§ Assignment:
Retype every record that follows, character for character.

§ Records:

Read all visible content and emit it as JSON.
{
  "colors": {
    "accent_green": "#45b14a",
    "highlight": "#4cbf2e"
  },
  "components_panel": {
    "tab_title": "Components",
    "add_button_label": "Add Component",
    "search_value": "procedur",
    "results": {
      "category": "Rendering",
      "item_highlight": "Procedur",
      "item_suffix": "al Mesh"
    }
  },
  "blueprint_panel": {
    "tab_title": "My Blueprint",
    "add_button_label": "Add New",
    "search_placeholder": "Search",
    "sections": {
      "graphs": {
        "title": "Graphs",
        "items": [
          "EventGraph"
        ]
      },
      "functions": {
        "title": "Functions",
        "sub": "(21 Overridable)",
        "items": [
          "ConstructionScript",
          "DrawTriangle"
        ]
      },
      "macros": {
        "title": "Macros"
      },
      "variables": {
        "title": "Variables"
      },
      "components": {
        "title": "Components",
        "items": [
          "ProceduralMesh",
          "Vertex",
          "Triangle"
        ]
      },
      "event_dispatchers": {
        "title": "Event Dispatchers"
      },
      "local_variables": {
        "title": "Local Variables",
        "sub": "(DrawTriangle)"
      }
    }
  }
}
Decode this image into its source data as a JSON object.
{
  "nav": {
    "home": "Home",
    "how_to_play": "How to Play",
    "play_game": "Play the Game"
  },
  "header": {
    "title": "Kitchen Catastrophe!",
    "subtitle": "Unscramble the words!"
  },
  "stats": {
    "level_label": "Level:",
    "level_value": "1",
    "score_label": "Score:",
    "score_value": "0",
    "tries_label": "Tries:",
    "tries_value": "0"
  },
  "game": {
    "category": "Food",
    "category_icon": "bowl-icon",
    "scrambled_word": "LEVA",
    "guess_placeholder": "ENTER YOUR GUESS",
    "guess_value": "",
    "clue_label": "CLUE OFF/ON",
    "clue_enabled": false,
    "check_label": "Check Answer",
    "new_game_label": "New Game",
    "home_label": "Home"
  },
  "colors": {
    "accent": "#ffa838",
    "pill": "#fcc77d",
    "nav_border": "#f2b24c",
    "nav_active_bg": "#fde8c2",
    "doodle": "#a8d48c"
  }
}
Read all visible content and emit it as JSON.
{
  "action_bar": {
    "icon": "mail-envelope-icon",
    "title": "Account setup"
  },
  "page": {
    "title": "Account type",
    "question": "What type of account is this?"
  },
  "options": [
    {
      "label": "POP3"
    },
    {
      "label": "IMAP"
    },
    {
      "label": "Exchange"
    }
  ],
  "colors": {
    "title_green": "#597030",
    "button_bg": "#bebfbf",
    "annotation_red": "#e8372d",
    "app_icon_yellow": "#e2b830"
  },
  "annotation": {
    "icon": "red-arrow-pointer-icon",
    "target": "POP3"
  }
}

§ Completed exercise:
Read all visible content and emit it as JSON.
{
  "colors": {
    "accent_green": "#45b14a",
    "highlight": "#4cbf2e"
  },
  "components_panel": {
    "tab_title": "Components",
    "add_button_label": "Add Component",
    "search_value": "procedur",
    "results": {
      "category": "Rendering",
      "item_highlight": "Procedur",
      "item_suffix": "al Mesh"
    }
  },
  "blueprint_panel": {
    "tab_title": "My Blueprint",
    "add_button_label": "Add New",
    "search_placeholder": "Search",
    "sections": {
      "graphs": {
        "title": "Graphs",
        "items": [
          "EventGraph"
        ]
      },
      "functions": {
        "title": "Functions",
        "sub": "(21 Overridable)",
        "items": [
          "ConstructionScript",
          "DrawTriangle"
        ]
      },
      "macros": {
        "title": "Macros"
      },
      "variables": {
        "title": "Variables"
      },
      "components": {
        "title": "Components",
        "items": [
          "ProceduralMesh",
          "Vertex",
          "Triangle"
        ]
      },
      "event_dispatchers": {
        "title": "Event Dispatchers"
      },
      "local_variables": {
        "title": "Local Variables",
        "sub": "(DrawTriangle)"
      }
    }
  }
}
Decode this image into its source data as a JSON object.
{
  "nav": {
    "home": "Home",
    "how_to_play": "How to Play",
    "play_game": "Play the Game"
  },
  "header": {
    "title": "Kitchen Catastrophe!",
    "subtitle": "Unscramble the words!"
  },
  "stats": {
    "level_label": "Level:",
    "level_value": "1",
    "score_label": "Score:",
    "score_value": "0",
    "tries_label": "Tries:",
    "tries_value": "0"
  },
  "game": {
    "category": "Food",
    "category_icon": "bowl-icon",
    "scrambled_word": "LEVA",
    "guess_placeholder": "ENTER YOUR GUESS",
    "guess_value": "",
    "clue_label": "CLUE OFF/ON",
    "clue_enabled": false,
    "check_label": "Check Answer",
    "new_game_label": "New Game",
    "home_label": "Home"
  },
  "colors": {
    "accent": "#ffa838",
    "pill": "#fcc77d",
    "nav_border": "#f2b24c",
    "nav_active_bg": "#fde8c2",
    "doodle": "#a8d48c"
  }
}
Read all visible content and emit it as JSON.
{
  "action_bar": {
    "icon": "mail-envelope-icon",
    "title": "Account setup"
  },
  "page": {
    "title": "Account type",
    "question": "What type of account is this?"
  },
  "options": [
    {
      "label": "POP3"
    },
    {
      "label": "IMAP"
    },
    {
      "label": "Exchange"
    }
  ],
  "colors": {
    "title_green": "#597030",
    "button_bg": "#bebfbf",
    "annotation_red": "#e8372d",
    "app_icon_yellow": "#e2b830"
  },
  "annotation": {
    "icon": "red-arrow-pointer-icon",
    "target": "POP3"
  }
}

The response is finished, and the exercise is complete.